There is a gradual baseline curve, as the team improves through the decades. The outlying seasons are sparks of brilliance, but as their worst seasons improve the pinnacle is apparent in the late 70s. After that point, the baseline curve begins to fall until 2008 and the 16 game loss.
William Clay Ford takes control
Before this decline a few major events happened that shook up the franchise. On track to rebuild into another powerhouse team, William Clay Ford bought the franchise in 1964. Putting in motion the missteps in management that plagued the team until his death and possibly beyond, Ford stayed out of making player decisions, but hired his friends to run the team’s head office.
A long-time fan of the team, he used his new role to gain access to the players. In an article by the Detroit Free Press, Ford remembers taking groups of players to his private duck hunting cabin in Canada. He even allowed the players to pick out cars off his lot at the Ford Plant, prior to when being an NFL player meant a hefty paycheck, and Ford Motors even covered their insurance.

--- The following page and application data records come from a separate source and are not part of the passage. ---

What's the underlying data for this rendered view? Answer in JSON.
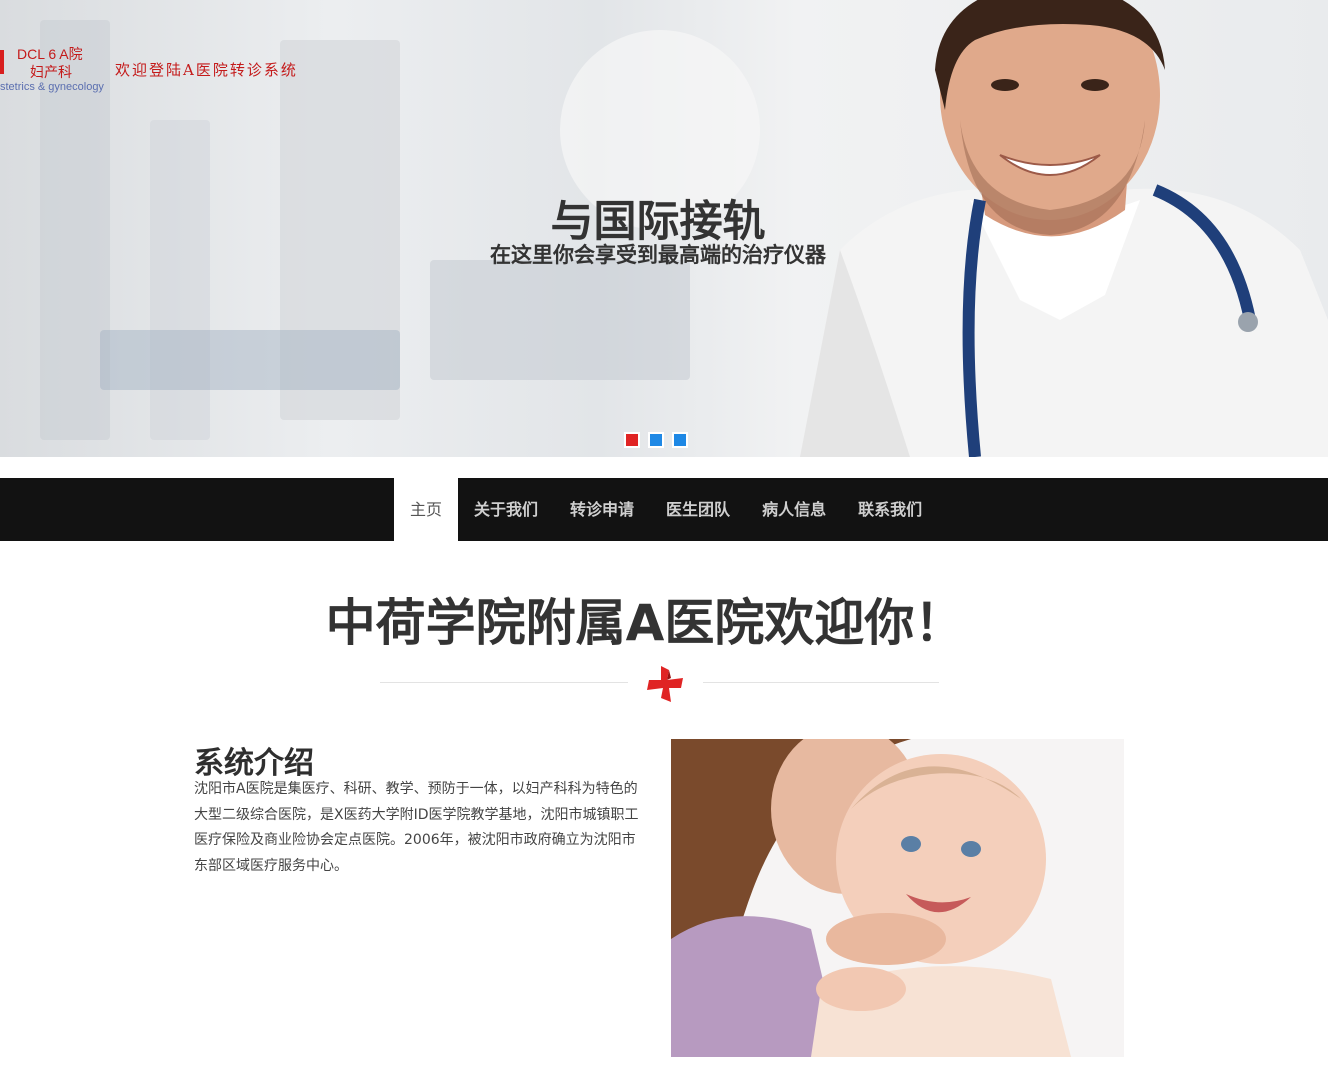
{
  "brand": {
    "line1": "DCL 6 A院",
    "line2": "妇产科",
    "line3": "stetrics & gynecology",
    "welcome": "欢迎登陆A医院转诊系统"
  },
  "hero": {
    "title": "与国际接轨",
    "subtitle": "在这里你会享受到最高端的治疗仪器",
    "slider": {
      "slides": 3,
      "active_index": 0,
      "dot_colors": [
        "#e02424",
        "#1e88e5",
        "#1e88e5"
      ]
    }
  },
  "nav": {
    "items": [
      {
        "label": "主页",
        "active": true
      },
      {
        "label": "关于我们",
        "active": false
      },
      {
        "label": "转诊申请",
        "active": false
      },
      {
        "label": "医生团队",
        "active": false
      },
      {
        "label": "病人信息",
        "active": false
      },
      {
        "label": "联系我们",
        "active": false
      }
    ]
  },
  "main": {
    "title": "中荷学院附属A医院欢迎你！",
    "divider_icon": "red-cross-icon",
    "intro": {
      "title": "系统介绍",
      "text": "沈阳市A医院是集医疗、科研、教学、预防于一体，以妇产科科为特色的大型二级综合医院，是X医药大学附ID医学院教学基地，沈阳市城镇职工医疗保险及商业险协会定点医院。2006年，被沈阳市政府确立为沈阳市东部区域医疗服务中心。"
    }
  },
  "colors": {
    "accent_red": "#d81e1e",
    "nav_bg": "#121212",
    "text_dark": "#333333"
  }
}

In 1967, former Detroit linebacker and assistant coach Joe Schmidt was hired to replace Harry Gilmer, and was tasked to instill discipline in a team rife with conflict. Schmidt later was crowned the “Greatest Lion Ever” in ’69 during the 50th anniversary of the NFL.
Schmidt was the coach the team needed at the time. He kept the players in check by establishing a curfew and trading away players who no longer wanted to be with the team. This wasn’t without a fight at times with the management installed by Ford. In an attempt to overhaul the quarterback position, Schmidt attempted a trade of Quarterback Jim Ninowski, but was blocked from doing so.
Helping the team into playoff contention in 1970, Schmidt’s Lions were the favorite to win the Super Bowl that year. The team was on an upward path, and with the right environment could have become one of the legendary teams of the NFL, but this was the Lions and their history was only beginning.
Losing to the Dallas Cowboys in the first NFL wildcard match, getting shut out and falling 5 to nothing after a defensive struggle relinquished a Cowboys’ field goal in the first quarter and a Lions’ safety in the fourth. This effectively ended their golden season, kindling a rivalry between the two teams that remains today.
The beginning of the end
Unable to bring his team back to the playoffs, Schmidt dealt with troubling circumstances that eventually led to his resignation, stating, ”coaching isn’t fun anymore.“
In ’71 after the team declined to a 7-6-1 record, wide receiver Chuck Hughes collapsed on field during a home game against the Bears, eventually being pronounced dead before the end of the game at Henry Ford Hospital. In front of a stunned crowd, the team could not fend off the Bears.
The final straw for Schmidt came during the next season, after Ford unleashed a tirade of criticism against the players for not making the playoffs for a second straight year. The era of this team being at peak production had ended.
Schmidt was one of the teams few coaches with a winning record, marking 43 wins, 35 losses, and seven tied. Starting his football career with the lions as a player, and ending his time in the NFL as their coach, Schmidt retired and left the business.
This may have been the best the Lions could give to their fans, giving them the most consistent home town experience since the beginning of the franchise. From ’69 to ’78 the team won over 50% of their home games, a fan was most likely to see their team win when they bought a ticket to see them at Tiger Stadium in Detroit.
The data does show that we are currently seeing another upward baseline curve, almost as sharp as the one that led to the ’50s championships. Though Schmidt and his 1970 Lions are an understated, even forgotten legend, maybe our best years are still ahead of us. We are left wondering, can Bob Quinn bring this team back to peak production?